"We already have the brewing equipment ready to go, and coming across from the Isle of Man.
"The additional funding means we can do more as a brewery.
"We are hoping to get wine barrels across and begin producing some sours - we'd be the first in Northern Ireland doing that."
Of course, it takes more than an interest in all that's malt and hop-based to make a business.
During his time working with beer technology firm, Brewbot, he spent several months in the US as part of the business start-up accelerator programme, Techstars.
"We were involved in Techstars when I was working for Brewbot - it helped me envisage a business plan," he said.
"I thought out an idea for Boundary, how it would work, how it would be funded, and who I could get involved. So far, it's been very successful."
Boundary Brewing initially plans to sell its wares throughout its home city - before expanding sales throughout Northern Ireland and beyond.
"We'll be selling around Belfast, and we will also have distribution in Northern Ireland with plans for sales in the Republic, also," he said.
"We are confident people will become fans straight away, and will wish they would have invested when they try the beer.
"There is also a possibility of extending the option of membership for a bit longer, to allow more people to get involved."
And if the word wasn't already out there about Boundary, there are plans to give the brewery some cultural and celebrity kudos.
"There are plans to do a beer with Bangor musician Foy Vance," he said.
"I've given him his brewing homework, and hopefully we can come up with something - we could even put his moustache on the bottle."
Once the brewery's core range is established - which will include a pale ale, India pale ale, and export stout - Mr Dick plans to produce a raft of radically different beer styles, compared to those traditionally found in Northern Ireland.

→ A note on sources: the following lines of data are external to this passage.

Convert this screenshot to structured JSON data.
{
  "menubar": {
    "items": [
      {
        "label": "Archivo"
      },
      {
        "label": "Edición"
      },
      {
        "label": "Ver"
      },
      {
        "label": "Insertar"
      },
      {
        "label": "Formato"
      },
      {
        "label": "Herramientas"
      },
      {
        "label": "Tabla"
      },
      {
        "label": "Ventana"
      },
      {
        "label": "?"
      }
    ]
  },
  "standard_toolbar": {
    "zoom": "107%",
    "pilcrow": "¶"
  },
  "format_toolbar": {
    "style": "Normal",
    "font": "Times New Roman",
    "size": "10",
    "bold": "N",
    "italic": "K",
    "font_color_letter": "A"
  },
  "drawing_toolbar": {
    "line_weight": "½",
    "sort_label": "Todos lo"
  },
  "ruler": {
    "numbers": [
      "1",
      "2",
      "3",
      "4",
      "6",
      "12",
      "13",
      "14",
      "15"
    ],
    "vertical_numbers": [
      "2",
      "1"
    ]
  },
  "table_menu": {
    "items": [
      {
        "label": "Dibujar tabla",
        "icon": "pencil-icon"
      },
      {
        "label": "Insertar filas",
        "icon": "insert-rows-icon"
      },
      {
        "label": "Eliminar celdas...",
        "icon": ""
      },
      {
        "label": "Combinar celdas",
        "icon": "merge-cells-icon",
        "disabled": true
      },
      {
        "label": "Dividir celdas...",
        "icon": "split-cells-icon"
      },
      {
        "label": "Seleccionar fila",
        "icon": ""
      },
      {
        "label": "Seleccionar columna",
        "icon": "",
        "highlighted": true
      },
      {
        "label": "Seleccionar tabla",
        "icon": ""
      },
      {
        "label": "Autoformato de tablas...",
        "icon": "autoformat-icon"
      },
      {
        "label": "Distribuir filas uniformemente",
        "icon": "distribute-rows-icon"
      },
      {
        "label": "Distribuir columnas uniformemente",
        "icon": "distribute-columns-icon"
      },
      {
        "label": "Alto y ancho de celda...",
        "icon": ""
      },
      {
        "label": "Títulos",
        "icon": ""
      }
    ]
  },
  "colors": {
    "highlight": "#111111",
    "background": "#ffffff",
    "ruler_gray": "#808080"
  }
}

"There are also plans to do collaborations with different breweries - the first would be with Galway Bay in the Republic.
"It's going to be an exciting few months for everyone involved in the company," he added.